7. How can I find out how much Iíve paid for Medicare services this year?

Medicare offers a free, confidential online service for people to access information about their benefits and services, including how much theyíve paid for services. See how to create an account.

You also can contact Medicare directly at 1-800-MEDICARE (1-800-633-4227) with any questions about enrollment, payments, claims, coverage issues and more.

Have more questions about Medicare?

Check the free website, My Medicare Matters, to find more information on Medicare enrollment, preventive services and costs.

Or contact your State Health Insurance Assistance Program (SHIP), which is federally funded to offer free, objective assistance about Medicare.

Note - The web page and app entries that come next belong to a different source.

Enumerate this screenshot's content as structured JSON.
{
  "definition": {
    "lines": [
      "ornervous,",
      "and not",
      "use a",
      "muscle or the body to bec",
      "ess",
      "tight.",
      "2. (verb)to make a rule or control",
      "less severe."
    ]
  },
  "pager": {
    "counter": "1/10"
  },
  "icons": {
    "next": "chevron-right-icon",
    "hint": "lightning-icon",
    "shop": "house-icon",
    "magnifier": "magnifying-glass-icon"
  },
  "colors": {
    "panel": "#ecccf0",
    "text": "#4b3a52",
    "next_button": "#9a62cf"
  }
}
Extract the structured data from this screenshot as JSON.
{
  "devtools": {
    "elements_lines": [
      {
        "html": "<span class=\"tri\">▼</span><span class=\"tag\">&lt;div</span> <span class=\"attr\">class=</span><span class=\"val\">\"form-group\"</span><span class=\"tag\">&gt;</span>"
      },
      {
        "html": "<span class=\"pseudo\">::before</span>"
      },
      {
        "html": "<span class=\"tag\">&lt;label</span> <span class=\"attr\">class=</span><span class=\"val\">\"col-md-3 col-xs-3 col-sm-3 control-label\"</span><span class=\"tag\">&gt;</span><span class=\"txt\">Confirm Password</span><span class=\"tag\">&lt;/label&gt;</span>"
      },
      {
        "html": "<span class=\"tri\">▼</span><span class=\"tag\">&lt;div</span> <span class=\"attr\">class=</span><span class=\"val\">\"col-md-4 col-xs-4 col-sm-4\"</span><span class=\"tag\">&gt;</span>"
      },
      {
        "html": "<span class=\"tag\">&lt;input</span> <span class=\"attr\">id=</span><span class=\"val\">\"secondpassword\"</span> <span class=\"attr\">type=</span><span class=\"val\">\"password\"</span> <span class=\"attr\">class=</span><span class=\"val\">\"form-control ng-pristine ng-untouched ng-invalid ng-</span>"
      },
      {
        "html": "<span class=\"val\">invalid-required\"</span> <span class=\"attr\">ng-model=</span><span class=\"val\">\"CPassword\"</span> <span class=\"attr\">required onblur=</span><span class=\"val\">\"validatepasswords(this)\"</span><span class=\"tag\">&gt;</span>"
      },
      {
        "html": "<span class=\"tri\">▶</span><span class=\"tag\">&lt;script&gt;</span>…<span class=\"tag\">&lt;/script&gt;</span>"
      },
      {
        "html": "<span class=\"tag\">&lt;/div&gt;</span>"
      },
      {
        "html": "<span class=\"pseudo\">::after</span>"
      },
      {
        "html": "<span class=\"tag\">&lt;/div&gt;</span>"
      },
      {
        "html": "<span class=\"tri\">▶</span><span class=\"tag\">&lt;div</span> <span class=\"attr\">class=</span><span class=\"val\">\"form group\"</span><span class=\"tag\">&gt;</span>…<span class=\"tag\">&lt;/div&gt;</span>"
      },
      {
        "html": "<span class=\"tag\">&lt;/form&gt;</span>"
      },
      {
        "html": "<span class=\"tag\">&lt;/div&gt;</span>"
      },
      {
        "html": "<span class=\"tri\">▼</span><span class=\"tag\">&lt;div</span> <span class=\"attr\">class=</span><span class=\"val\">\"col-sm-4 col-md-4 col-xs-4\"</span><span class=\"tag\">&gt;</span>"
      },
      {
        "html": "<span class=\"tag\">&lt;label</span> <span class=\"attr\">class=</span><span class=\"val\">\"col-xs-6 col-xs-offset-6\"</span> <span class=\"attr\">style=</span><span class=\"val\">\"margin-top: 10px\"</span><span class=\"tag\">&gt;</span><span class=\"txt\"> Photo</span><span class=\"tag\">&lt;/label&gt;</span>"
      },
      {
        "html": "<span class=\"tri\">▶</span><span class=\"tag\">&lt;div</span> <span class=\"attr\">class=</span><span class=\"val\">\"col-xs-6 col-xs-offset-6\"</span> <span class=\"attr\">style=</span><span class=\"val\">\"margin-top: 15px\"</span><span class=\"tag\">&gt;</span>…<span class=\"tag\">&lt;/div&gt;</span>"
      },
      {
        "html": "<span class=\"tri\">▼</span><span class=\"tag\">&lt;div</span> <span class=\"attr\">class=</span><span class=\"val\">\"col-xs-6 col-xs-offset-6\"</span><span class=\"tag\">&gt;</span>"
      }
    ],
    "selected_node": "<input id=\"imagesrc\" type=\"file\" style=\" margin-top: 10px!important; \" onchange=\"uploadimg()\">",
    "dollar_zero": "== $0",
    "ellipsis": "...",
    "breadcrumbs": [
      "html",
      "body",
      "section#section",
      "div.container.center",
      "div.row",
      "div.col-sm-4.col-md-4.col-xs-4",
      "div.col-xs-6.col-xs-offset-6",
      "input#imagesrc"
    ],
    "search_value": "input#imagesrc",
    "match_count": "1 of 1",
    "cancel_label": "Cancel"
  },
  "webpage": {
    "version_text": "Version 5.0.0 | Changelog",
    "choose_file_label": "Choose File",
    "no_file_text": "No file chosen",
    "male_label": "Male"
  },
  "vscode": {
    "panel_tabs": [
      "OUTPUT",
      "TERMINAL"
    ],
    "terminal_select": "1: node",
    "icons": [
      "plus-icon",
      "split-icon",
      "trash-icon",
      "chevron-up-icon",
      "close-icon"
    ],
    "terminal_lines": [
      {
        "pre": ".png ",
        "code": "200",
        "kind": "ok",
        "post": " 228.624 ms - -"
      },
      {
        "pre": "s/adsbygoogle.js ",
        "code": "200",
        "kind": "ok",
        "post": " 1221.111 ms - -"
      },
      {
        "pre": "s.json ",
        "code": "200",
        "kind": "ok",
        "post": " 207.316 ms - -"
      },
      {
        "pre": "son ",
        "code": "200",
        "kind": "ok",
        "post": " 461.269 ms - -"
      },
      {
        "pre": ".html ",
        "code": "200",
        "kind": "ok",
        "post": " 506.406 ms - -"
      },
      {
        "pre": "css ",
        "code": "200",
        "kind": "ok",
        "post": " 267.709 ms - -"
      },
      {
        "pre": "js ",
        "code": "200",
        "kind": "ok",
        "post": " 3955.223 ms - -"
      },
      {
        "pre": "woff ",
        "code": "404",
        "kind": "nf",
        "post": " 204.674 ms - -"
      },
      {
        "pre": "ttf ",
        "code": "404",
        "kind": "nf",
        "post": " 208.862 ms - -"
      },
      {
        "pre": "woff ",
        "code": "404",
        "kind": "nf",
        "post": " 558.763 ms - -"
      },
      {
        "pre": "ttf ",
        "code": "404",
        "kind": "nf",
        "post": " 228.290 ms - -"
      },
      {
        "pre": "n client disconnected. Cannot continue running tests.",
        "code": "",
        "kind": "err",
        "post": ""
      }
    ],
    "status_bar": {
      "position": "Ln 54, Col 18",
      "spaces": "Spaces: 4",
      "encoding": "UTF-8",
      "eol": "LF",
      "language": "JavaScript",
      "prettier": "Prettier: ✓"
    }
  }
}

You also can follow this path to Medicare to plot out the steps you need to take.

Photo Credit: iStock


Vivianne Mosca-Clark

We all need good health to live with dignity.
To me...anyone who doesn't care about others that need help with health issues, are selfish. That goes for the congress members that still got their raises and all the good health plans they have, while they cut out as much as they can from our health needs.

Dale O.

Interesting, Jenevieve P regarding alternative health.

True Linda M. While our winters are a pain at times (except for some in the temperate climes of 'Lotusland' I am relieved to have universal health care. No matter how many times republicans and teabaggers wail about the 'horrors' of the Canadian (or other) universal health care system I am relieved that we have it.

Alice Birmingham
Alice Birmingham4 years ago


Jenevieve P.
Past Member 4 years ago

Debbie,.. I too feel very blessed. My new coverage includes eye exams, hearing and DENTAL! What concerns me is the rumor that those with Medicaid are going to have to pay their deductables as of January 2014. I'm not sure what that means yet.
I don't take alot of meds, but medicare has stopped paying for infusion therapy for Fibromyalgia and they won't pay for hormone therapy cream but they will pay for hormone pills. Of course, which have terrible side affects. NATURALLY! leave it to the government to allow a medication that will cause breast cancer= MORE MONEY for drug companies until you die!!
With my new meds, I am looking at about $5.30 every three months. If I was able to get my three therapy treatments that I desperately need, I would be paying an extra $410 per month.
It makes no sense that the government allow or condone complete alternative health care, nor will insurance plans pay for logical wellbeing healthcare. It's all about the upper crust who can afford the out of pocket expenses, verses those who can't. You stay in pain longer, but you are also on the preplan for early departure from life. Medicare is not a product for overall wellbeingness and health.

Debbie Wood
Debbie Wood4 years ago

I am blessed to have both medicare and Tricare for Life. I end up not having to pay anything, except a small co-pay for medicines. I use Tricare's mail order pharmacy for my regular medications and get anything else from my local pharmacy. By doing so, I went from $75 a month for meds to about $18 a month. Even an eye exam is included. I have to pay for my glasses, though. I wish the new health care law would have been set up like these programs, or a single payer program. It would have been much better and cheaper.

Nils Anders Lunde
PlsNoMessage se4 years ago


Danuta Watola
Danuta W4 years ago

Thanks for sharing

Kay M.
.4 years ago

Thank you for the article and all the comments and discussions from the care 2 members.

Ken W.
Ken W4 years ago

Beware the GOP !!!